Action item: From the entries below, report how many lines contain the string "кликните". Only the number is wanted.

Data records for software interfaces
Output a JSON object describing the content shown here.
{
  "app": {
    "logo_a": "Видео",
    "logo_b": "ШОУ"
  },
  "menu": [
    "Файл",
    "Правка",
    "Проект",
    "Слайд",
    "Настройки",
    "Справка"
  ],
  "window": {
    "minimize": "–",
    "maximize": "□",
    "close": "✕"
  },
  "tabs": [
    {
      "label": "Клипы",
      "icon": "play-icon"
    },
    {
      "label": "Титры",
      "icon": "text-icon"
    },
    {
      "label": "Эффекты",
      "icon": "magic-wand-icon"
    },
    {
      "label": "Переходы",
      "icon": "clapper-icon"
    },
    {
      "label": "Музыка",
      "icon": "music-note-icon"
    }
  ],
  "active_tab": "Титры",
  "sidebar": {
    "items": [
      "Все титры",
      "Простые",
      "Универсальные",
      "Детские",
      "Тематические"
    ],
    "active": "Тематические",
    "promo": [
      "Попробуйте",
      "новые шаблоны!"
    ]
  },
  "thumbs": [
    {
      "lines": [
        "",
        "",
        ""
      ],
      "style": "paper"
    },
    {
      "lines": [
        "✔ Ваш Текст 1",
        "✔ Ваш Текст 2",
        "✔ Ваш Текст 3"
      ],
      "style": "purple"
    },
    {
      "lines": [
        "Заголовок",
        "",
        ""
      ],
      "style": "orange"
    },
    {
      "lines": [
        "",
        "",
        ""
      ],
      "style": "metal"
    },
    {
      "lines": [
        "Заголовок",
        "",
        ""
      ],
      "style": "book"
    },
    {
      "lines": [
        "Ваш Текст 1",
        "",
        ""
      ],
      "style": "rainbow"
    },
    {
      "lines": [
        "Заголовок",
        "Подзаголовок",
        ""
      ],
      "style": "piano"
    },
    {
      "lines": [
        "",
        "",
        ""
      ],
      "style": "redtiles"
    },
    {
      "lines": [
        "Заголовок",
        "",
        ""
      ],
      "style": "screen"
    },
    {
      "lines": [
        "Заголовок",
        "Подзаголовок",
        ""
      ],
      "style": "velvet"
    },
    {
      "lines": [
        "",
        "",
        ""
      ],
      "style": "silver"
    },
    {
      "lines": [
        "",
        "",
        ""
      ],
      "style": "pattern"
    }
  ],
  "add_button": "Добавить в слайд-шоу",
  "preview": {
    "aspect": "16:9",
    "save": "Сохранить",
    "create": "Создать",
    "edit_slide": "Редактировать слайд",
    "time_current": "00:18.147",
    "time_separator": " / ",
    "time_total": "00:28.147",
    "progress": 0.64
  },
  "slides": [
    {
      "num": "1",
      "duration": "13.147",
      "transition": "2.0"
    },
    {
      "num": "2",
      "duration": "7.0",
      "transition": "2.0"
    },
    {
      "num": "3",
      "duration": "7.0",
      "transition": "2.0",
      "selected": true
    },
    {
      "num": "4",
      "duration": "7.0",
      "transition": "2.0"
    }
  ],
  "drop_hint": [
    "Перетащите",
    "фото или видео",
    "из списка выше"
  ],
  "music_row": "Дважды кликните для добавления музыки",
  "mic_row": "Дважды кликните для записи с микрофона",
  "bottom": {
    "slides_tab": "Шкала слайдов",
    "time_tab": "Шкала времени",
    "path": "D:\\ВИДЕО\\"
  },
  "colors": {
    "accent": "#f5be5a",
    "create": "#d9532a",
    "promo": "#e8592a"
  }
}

Solution: 2